◆ **EXERCISE INSTRUCTIONS**
Every entry is to be returned exactly as it stands; the pictures are to be dropped.

Top of PROVIDED RECORDS

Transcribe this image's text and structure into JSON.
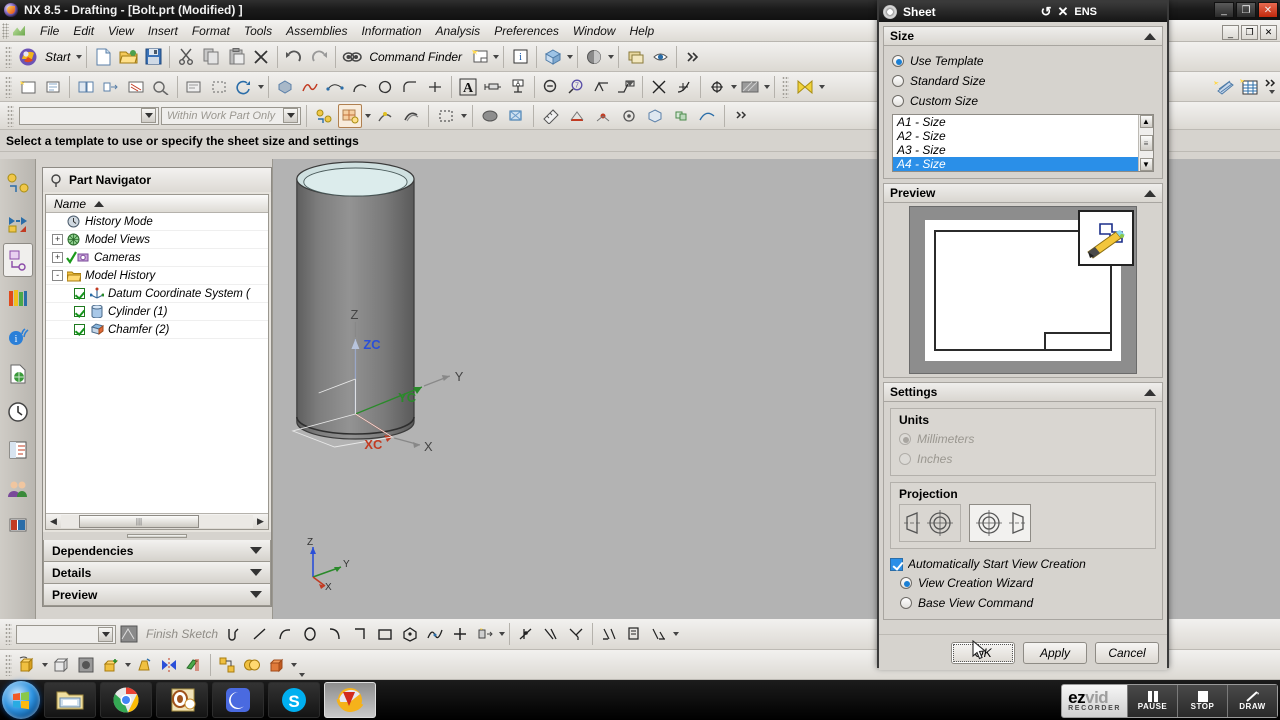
{
  "window": {
    "title": "NX 8.5 - Drafting - [Bolt.prt (Modified) ]",
    "logo_icon": "nx-logo-icon",
    "minimize_label": "_",
    "restore_label": "❐",
    "close_label": "✕"
  },
  "menu": {
    "app_icon": "nx-menu-icon",
    "items": [
      "File",
      "Edit",
      "View",
      "Insert",
      "Format",
      "Tools",
      "Assemblies",
      "Information",
      "Analysis",
      "Preferences",
      "Window",
      "Help"
    ]
  },
  "toolbar_main": {
    "start_label": "Start",
    "command_finder_label": "Command Finder",
    "icons": [
      "nx-start-icon",
      "new-file-icon",
      "open-folder-icon",
      "save-icon",
      "cut-scissors-icon",
      "copy-icon",
      "paste-icon",
      "delete-x-icon",
      "undo-icon",
      "redo-icon",
      "command-finder-icon",
      "new-sheet-icon",
      "info-icon"
    ]
  },
  "toolbar_second": {
    "icons": [
      "annotation-icon",
      "table-icon",
      "note-icon",
      "dimension-icon",
      "text-a-icon",
      "linear-dimension-icon",
      "datum-icon",
      "zoom-out-icon",
      "zoom-area-icon",
      "surface-finish-icon",
      "weld-symbol-icon",
      "intersect-icon",
      "centerline-icon",
      "target-icon",
      "hatch-icon",
      "balloon-icon"
    ]
  },
  "selection_bar": {
    "type_filter_value": "",
    "scope_value": "Within Work Part Only",
    "icons": [
      "snap-point-icon",
      "curve-rule-icon",
      "face-rule-icon",
      "stop-at-intersection-icon",
      "rectangle-select-icon",
      "shaded-icon",
      "wireframe-icon"
    ]
  },
  "prompt": {
    "text": "Select a template to use or specify the sheet size and settings"
  },
  "resource_bar": {
    "items": [
      {
        "name": "assembly-navigator-icon"
      },
      {
        "name": "constraint-navigator-icon"
      },
      {
        "name": "part-navigator-icon",
        "active": true
      },
      {
        "name": "reuse-library-icon"
      },
      {
        "name": "hd3d-tools-icon"
      },
      {
        "name": "web-browser-icon"
      },
      {
        "name": "history-icon"
      },
      {
        "name": "process-studio-icon"
      },
      {
        "name": "roles-icon"
      },
      {
        "name": "system-scene-icon"
      }
    ]
  },
  "part_navigator": {
    "title": "Part Navigator",
    "title_icon": "part-navigator-title-icon",
    "column_header": "Name",
    "sort_icon": "sort-ascending-icon",
    "tree": [
      {
        "label": "History Mode",
        "icon": "clock-icon",
        "expander": "",
        "checkbox": false,
        "indent": 1
      },
      {
        "label": "Model Views",
        "icon": "model-views-icon",
        "expander": "+",
        "checkbox": false,
        "indent": 0
      },
      {
        "label": "Cameras",
        "icon": "camera-icon",
        "expander": "+",
        "checkbox": false,
        "indent": 0
      },
      {
        "label": "Model History",
        "icon": "folder-icon",
        "expander": "-",
        "checkbox": false,
        "indent": 0
      },
      {
        "label": "Datum Coordinate System (",
        "icon": "datum-csys-icon",
        "expander": "",
        "checkbox": true,
        "indent": 1
      },
      {
        "label": "Cylinder (1)",
        "icon": "cylinder-icon",
        "expander": "",
        "checkbox": true,
        "indent": 1
      },
      {
        "label": "Chamfer (2)",
        "icon": "chamfer-icon",
        "expander": "",
        "checkbox": true,
        "indent": 1
      }
    ],
    "sections": [
      "Dependencies",
      "Details",
      "Preview"
    ]
  },
  "viewport": {
    "model_name": "bolt-cylinder-model",
    "wcs_labels": [
      "ZC",
      "YC",
      "XC"
    ],
    "axis_labels": [
      "Z",
      "Y",
      "X"
    ],
    "corner_triad_labels": [
      "Z",
      "Y",
      "X"
    ]
  },
  "sheet_dialog": {
    "title": "Sheet",
    "title_icon": "sheet-gear-icon",
    "reset_icon": "reset-icon",
    "close_icon": "close-x-icon",
    "ens_label": "ENS",
    "size_group": {
      "header": "Size",
      "collapse_icon": "chevron-up-icon",
      "options": [
        {
          "label": "Use Template",
          "selected": true
        },
        {
          "label": "Standard Size",
          "selected": false
        },
        {
          "label": "Custom Size",
          "selected": false
        }
      ],
      "templates": [
        {
          "label": "A1 - Size",
          "selected": false
        },
        {
          "label": "A2 - Size",
          "selected": false
        },
        {
          "label": "A3 - Size",
          "selected": false
        },
        {
          "label": "A4 - Size",
          "selected": true
        }
      ]
    },
    "preview_group": {
      "header": "Preview",
      "collapse_icon": "chevron-up-icon",
      "badge_icon": "drafting-pencil-icon"
    },
    "settings_group": {
      "header": "Settings",
      "collapse_icon": "chevron-up-icon",
      "units": {
        "title": "Units",
        "options": [
          {
            "label": "Millimeters",
            "selected": true,
            "disabled": true
          },
          {
            "label": "Inches",
            "selected": false,
            "disabled": true
          }
        ]
      },
      "projection": {
        "title": "Projection",
        "options": [
          {
            "name": "first-angle-projection-icon",
            "selected": false
          },
          {
            "name": "third-angle-projection-icon",
            "selected": true
          }
        ]
      },
      "auto_view": {
        "label": "Automatically Start View Creation",
        "checked": true,
        "options": [
          {
            "label": "View Creation Wizard",
            "selected": true
          },
          {
            "label": "Base View Command",
            "selected": false
          }
        ]
      }
    },
    "buttons": [
      {
        "label": "OK",
        "focused": true
      },
      {
        "label": "Apply",
        "focused": false
      },
      {
        "label": "Cancel",
        "focused": false
      }
    ]
  },
  "sketch_toolbar": {
    "finish_label": "Finish Sketch",
    "field_value": "",
    "icons": [
      "sketch-icon",
      "profile-icon",
      "line-icon",
      "arc-icon",
      "circle-icon",
      "fillet-icon",
      "chamfer-icon",
      "rectangle-icon",
      "polygon-icon",
      "spline-icon",
      "point-icon",
      "pattern-icon",
      "quick-trim-icon",
      "quick-extend-icon",
      "make-corner-icon",
      "constraint-icon",
      "dimension-icon",
      "auto-constraint-icon"
    ]
  },
  "feature_toolbar": {
    "icons": [
      "extrude-icon",
      "block-icon",
      "hole-icon",
      "boss-icon",
      "draft-icon",
      "mirror-icon",
      "datum-plane-icon",
      "pattern-feature-icon",
      "unite-icon",
      "shell-icon"
    ]
  },
  "taskbar": {
    "start_icon": "windows-start-orb-icon",
    "items": [
      {
        "name": "windows-explorer-icon",
        "active": false
      },
      {
        "name": "google-chrome-icon",
        "active": false
      },
      {
        "name": "outlook-icon",
        "active": false
      },
      {
        "name": "blue-app-icon",
        "active": false
      },
      {
        "name": "skype-icon",
        "active": false
      },
      {
        "name": "nx-app-icon",
        "active": true
      }
    ]
  },
  "ezvid": {
    "logo_top_a": "ez",
    "logo_top_b": "vid",
    "logo_bottom": "RECORDER",
    "buttons": [
      {
        "label": "PAUSE",
        "icon": "pause-icon"
      },
      {
        "label": "STOP",
        "icon": "stop-icon"
      },
      {
        "label": "DRAW",
        "icon": "draw-pen-icon"
      }
    ]
  },
  "colors": {
    "accent": "#2a8fe8",
    "viewport_bg": "#b3b3b3",
    "chrome": "#d6d3ce",
    "dark_title": "#1b1b1b"
  }
}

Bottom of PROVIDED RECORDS

◆ **RESULT**
Transcribe this image's text and structure into JSON.
{
  "window": {
    "title": "NX 8.5 - Drafting - [Bolt.prt (Modified) ]",
    "logo_icon": "nx-logo-icon",
    "minimize_label": "_",
    "restore_label": "❐",
    "close_label": "✕"
  },
  "menu": {
    "app_icon": "nx-menu-icon",
    "items": [
      "File",
      "Edit",
      "View",
      "Insert",
      "Format",
      "Tools",
      "Assemblies",
      "Information",
      "Analysis",
      "Preferences",
      "Window",
      "Help"
    ]
  },
  "toolbar_main": {
    "start_label": "Start",
    "command_finder_label": "Command Finder",
    "icons": [
      "nx-start-icon",
      "new-file-icon",
      "open-folder-icon",
      "save-icon",
      "cut-scissors-icon",
      "copy-icon",
      "paste-icon",
      "delete-x-icon",
      "undo-icon",
      "redo-icon",
      "command-finder-icon",
      "new-sheet-icon",
      "info-icon"
    ]
  },
  "toolbar_second": {
    "icons": [
      "annotation-icon",
      "table-icon",
      "note-icon",
      "dimension-icon",
      "text-a-icon",
      "linear-dimension-icon",
      "datum-icon",
      "zoom-out-icon",
      "zoom-area-icon",
      "surface-finish-icon",
      "weld-symbol-icon",
      "intersect-icon",
      "centerline-icon",
      "target-icon",
      "hatch-icon",
      "balloon-icon"
    ]
  },
  "selection_bar": {
    "type_filter_value": "",
    "scope_value": "Within Work Part Only",
    "icons": [
      "snap-point-icon",
      "curve-rule-icon",
      "face-rule-icon",
      "stop-at-intersection-icon",
      "rectangle-select-icon",
      "shaded-icon",
      "wireframe-icon"
    ]
  },
  "prompt": {
    "text": "Select a template to use or specify the sheet size and settings"
  },
  "resource_bar": {
    "items": [
      {
        "name": "assembly-navigator-icon"
      },
      {
        "name": "constraint-navigator-icon"
      },
      {
        "name": "part-navigator-icon",
        "active": true
      },
      {
        "name": "reuse-library-icon"
      },
      {
        "name": "hd3d-tools-icon"
      },
      {
        "name": "web-browser-icon"
      },
      {
        "name": "history-icon"
      },
      {
        "name": "process-studio-icon"
      },
      {
        "name": "roles-icon"
      },
      {
        "name": "system-scene-icon"
      }
    ]
  },
  "part_navigator": {
    "title": "Part Navigator",
    "title_icon": "part-navigator-title-icon",
    "column_header": "Name",
    "sort_icon": "sort-ascending-icon",
    "tree": [
      {
        "label": "History Mode",
        "icon": "clock-icon",
        "expander": "",
        "checkbox": false,
        "indent": 1
      },
      {
        "label": "Model Views",
        "icon": "model-views-icon",
        "expander": "+",
        "checkbox": false,
        "indent": 0
      },
      {
        "label": "Cameras",
        "icon": "camera-icon",
        "expander": "+",
        "checkbox": false,
        "indent": 0
      },
      {
        "label": "Model History",
        "icon": "folder-icon",
        "expander": "-",
        "checkbox": false,
        "indent": 0
      },
      {
        "label": "Datum Coordinate System (",
        "icon": "datum-csys-icon",
        "expander": "",
        "checkbox": true,
        "indent": 1
      },
      {
        "label": "Cylinder (1)",
        "icon": "cylinder-icon",
        "expander": "",
        "checkbox": true,
        "indent": 1
      },
      {
        "label": "Chamfer (2)",
        "icon": "chamfer-icon",
        "expander": "",
        "checkbox": true,
        "indent": 1
      }
    ],
    "sections": [
      "Dependencies",
      "Details",
      "Preview"
    ]
  },
  "viewport": {
    "model_name": "bolt-cylinder-model",
    "wcs_labels": [
      "ZC",
      "YC",
      "XC"
    ],
    "axis_labels": [
      "Z",
      "Y",
      "X"
    ],
    "corner_triad_labels": [
      "Z",
      "Y",
      "X"
    ]
  },
  "sheet_dialog": {
    "title": "Sheet",
    "title_icon": "sheet-gear-icon",
    "reset_icon": "reset-icon",
    "close_icon": "close-x-icon",
    "ens_label": "ENS",
    "size_group": {
      "header": "Size",
      "collapse_icon": "chevron-up-icon",
      "options": [
        {
          "label": "Use Template",
          "selected": true
        },
        {
          "label": "Standard Size",
          "selected": false
        },
        {
          "label": "Custom Size",
          "selected": false
        }
      ],
      "templates": [
        {
          "label": "A1 - Size",
          "selected": false
        },
        {
          "label": "A2 - Size",
          "selected": false
        },
        {
          "label": "A3 - Size",
          "selected": false
        },
        {
          "label": "A4 - Size",
          "selected": true
        }
      ]
    },
    "preview_group": {
      "header": "Preview",
      "collapse_icon": "chevron-up-icon",
      "badge_icon": "drafting-pencil-icon"
    },
    "settings_group": {
      "header": "Settings",
      "collapse_icon": "chevron-up-icon",
      "units": {
        "title": "Units",
        "options": [
          {
            "label": "Millimeters",
            "selected": true,
            "disabled": true
          },
          {
            "label": "Inches",
            "selected": false,
            "disabled": true
          }
        ]
      },
      "projection": {
        "title": "Projection",
        "options": [
          {
            "name": "first-angle-projection-icon",
            "selected": false
          },
          {
            "name": "third-angle-projection-icon",
            "selected": true
          }
        ]
      },
      "auto_view": {
        "label": "Automatically Start View Creation",
        "checked": true,
        "options": [
          {
            "label": "View Creation Wizard",
            "selected": true
          },
          {
            "label": "Base View Command",
            "selected": false
          }
        ]
      }
    },
    "buttons": [
      {
        "label": "OK",
        "focused": true
      },
      {
        "label": "Apply",
        "focused": false
      },
      {
        "label": "Cancel",
        "focused": false
      }
    ]
  },
  "sketch_toolbar": {
    "finish_label": "Finish Sketch",
    "field_value": "",
    "icons": [
      "sketch-icon",
      "profile-icon",
      "line-icon",
      "arc-icon",
      "circle-icon",
      "fillet-icon",
      "chamfer-icon",
      "rectangle-icon",
      "polygon-icon",
      "spline-icon",
      "point-icon",
      "pattern-icon",
      "quick-trim-icon",
      "quick-extend-icon",
      "make-corner-icon",
      "constraint-icon",
      "dimension-icon",
      "auto-constraint-icon"
    ]
  },
  "feature_toolbar": {
    "icons": [
      "extrude-icon",
      "block-icon",
      "hole-icon",
      "boss-icon",
      "draft-icon",
      "mirror-icon",
      "datum-plane-icon",
      "pattern-feature-icon",
      "unite-icon",
      "shell-icon"
    ]
  },
  "taskbar": {
    "start_icon": "windows-start-orb-icon",
    "items": [
      {
        "name": "windows-explorer-icon",
        "active": false
      },
      {
        "name": "google-chrome-icon",
        "active": false
      },
      {
        "name": "outlook-icon",
        "active": false
      },
      {
        "name": "blue-app-icon",
        "active": false
      },
      {
        "name": "skype-icon",
        "active": false
      },
      {
        "name": "nx-app-icon",
        "active": true
      }
    ]
  },
  "ezvid": {
    "logo_top_a": "ez",
    "logo_top_b": "vid",
    "logo_bottom": "RECORDER",
    "buttons": [
      {
        "label": "PAUSE",
        "icon": "pause-icon"
      },
      {
        "label": "STOP",
        "icon": "stop-icon"
      },
      {
        "label": "DRAW",
        "icon": "draw-pen-icon"
      }
    ]
  },
  "colors": {
    "accent": "#2a8fe8",
    "viewport_bg": "#b3b3b3",
    "chrome": "#d6d3ce",
    "dark_title": "#1b1b1b"
  }
}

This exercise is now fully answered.